+++ Records provided
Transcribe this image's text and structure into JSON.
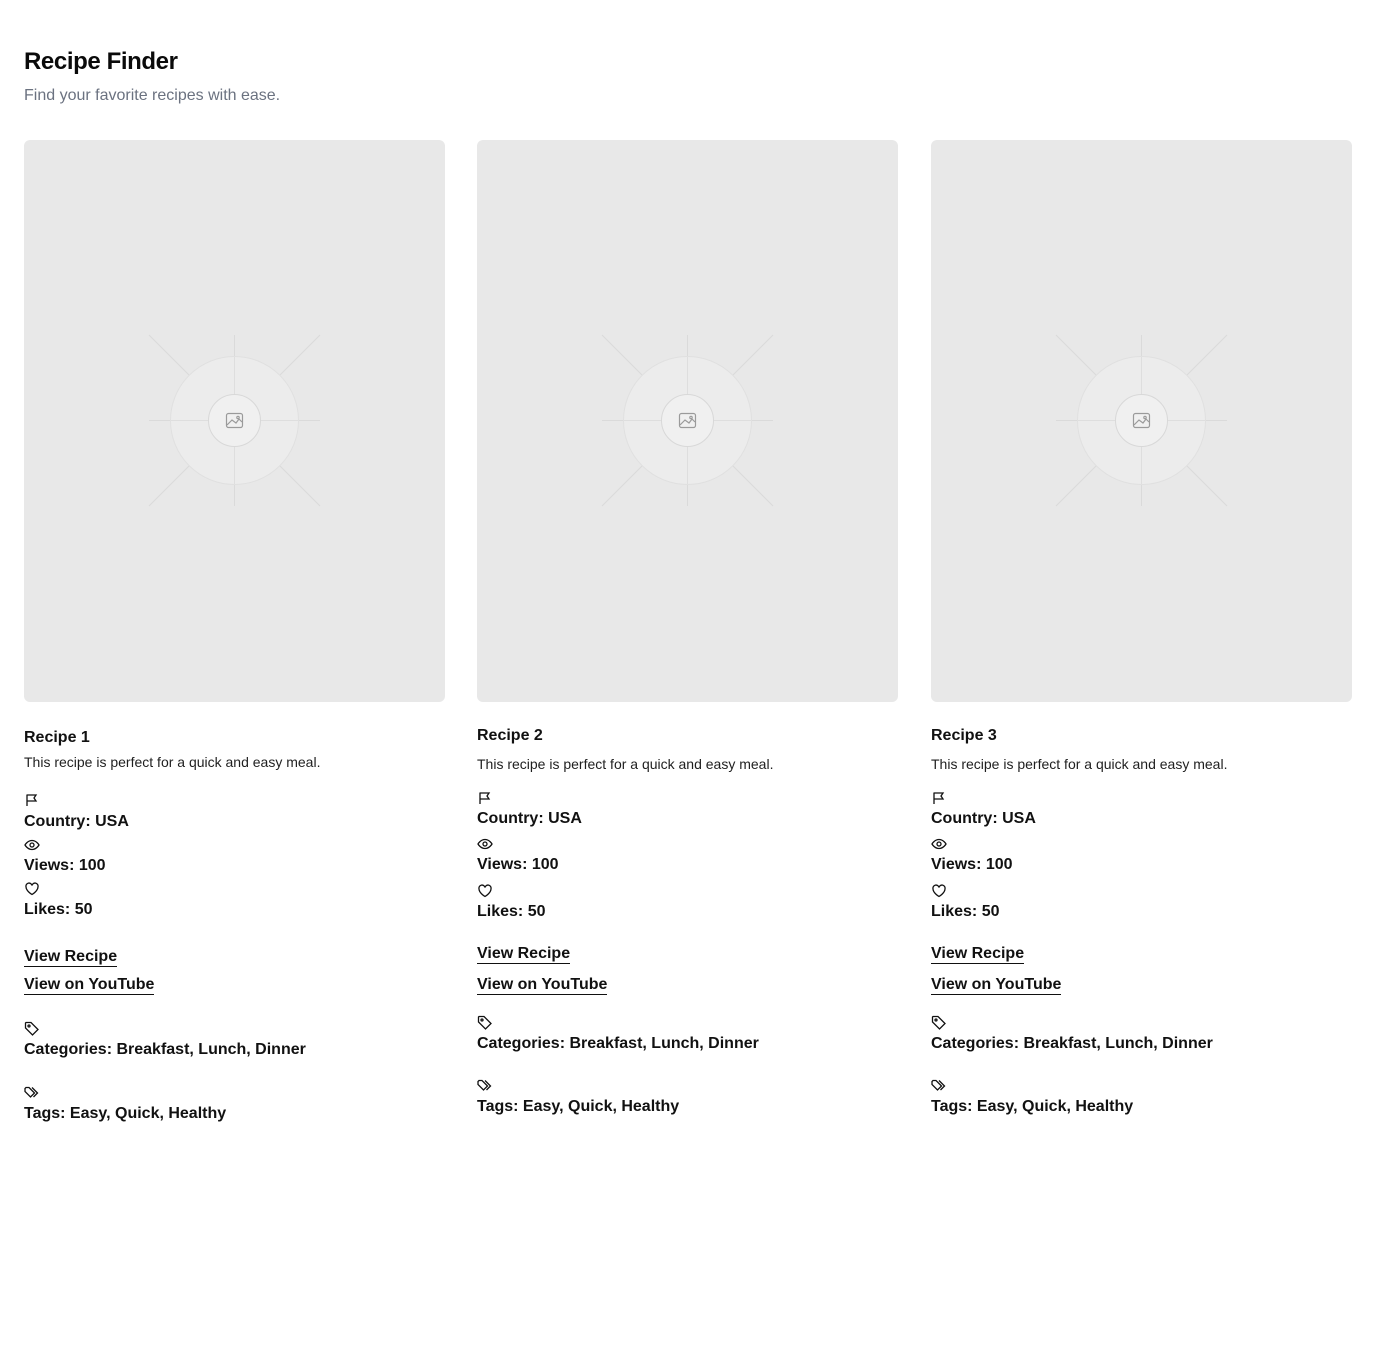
{
  "header": {
    "title": "Recipe Finder",
    "subtitle": "Find your favorite recipes with ease."
  },
  "icons": {
    "country": "flag-icon",
    "views": "eye-icon",
    "likes": "heart-icon",
    "categories": "tag-icon",
    "tags": "tags-icon",
    "image": "image-placeholder-icon"
  },
  "recipes": [
    {
      "name": "Recipe 1",
      "description": "This recipe is perfect for a quick and easy meal.",
      "country": "Country: USA",
      "views": "Views: 100",
      "likes": "Likes: 50",
      "view_recipe": "View Recipe",
      "view_youtube": "View on YouTube",
      "categories": "Categories: Breakfast, Lunch, Dinner",
      "tags": "Tags: Easy, Quick, Healthy"
    },
    {
      "name": "Recipe 2",
      "description": "This recipe is perfect for a quick and easy meal.",
      "country": "Country: USA",
      "views": "Views: 100",
      "likes": "Likes: 50",
      "view_recipe": "View Recipe",
      "view_youtube": "View on YouTube",
      "categories": "Categories: Breakfast, Lunch, Dinner",
      "tags": "Tags: Easy, Quick, Healthy"
    },
    {
      "name": "Recipe 3",
      "description": "This recipe is perfect for a quick and easy meal.",
      "country": "Country: USA",
      "views": "Views: 100",
      "likes": "Likes: 50",
      "view_recipe": "View Recipe",
      "view_youtube": "View on YouTube",
      "categories": "Categories: Breakfast, Lunch, Dinner",
      "tags": "Tags: Easy, Quick, Healthy"
    }
  ]
}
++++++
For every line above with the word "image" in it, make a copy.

- Finished task -
Transcribe this image's text and structure into JSON.
    "image": "image-placeholder-icon"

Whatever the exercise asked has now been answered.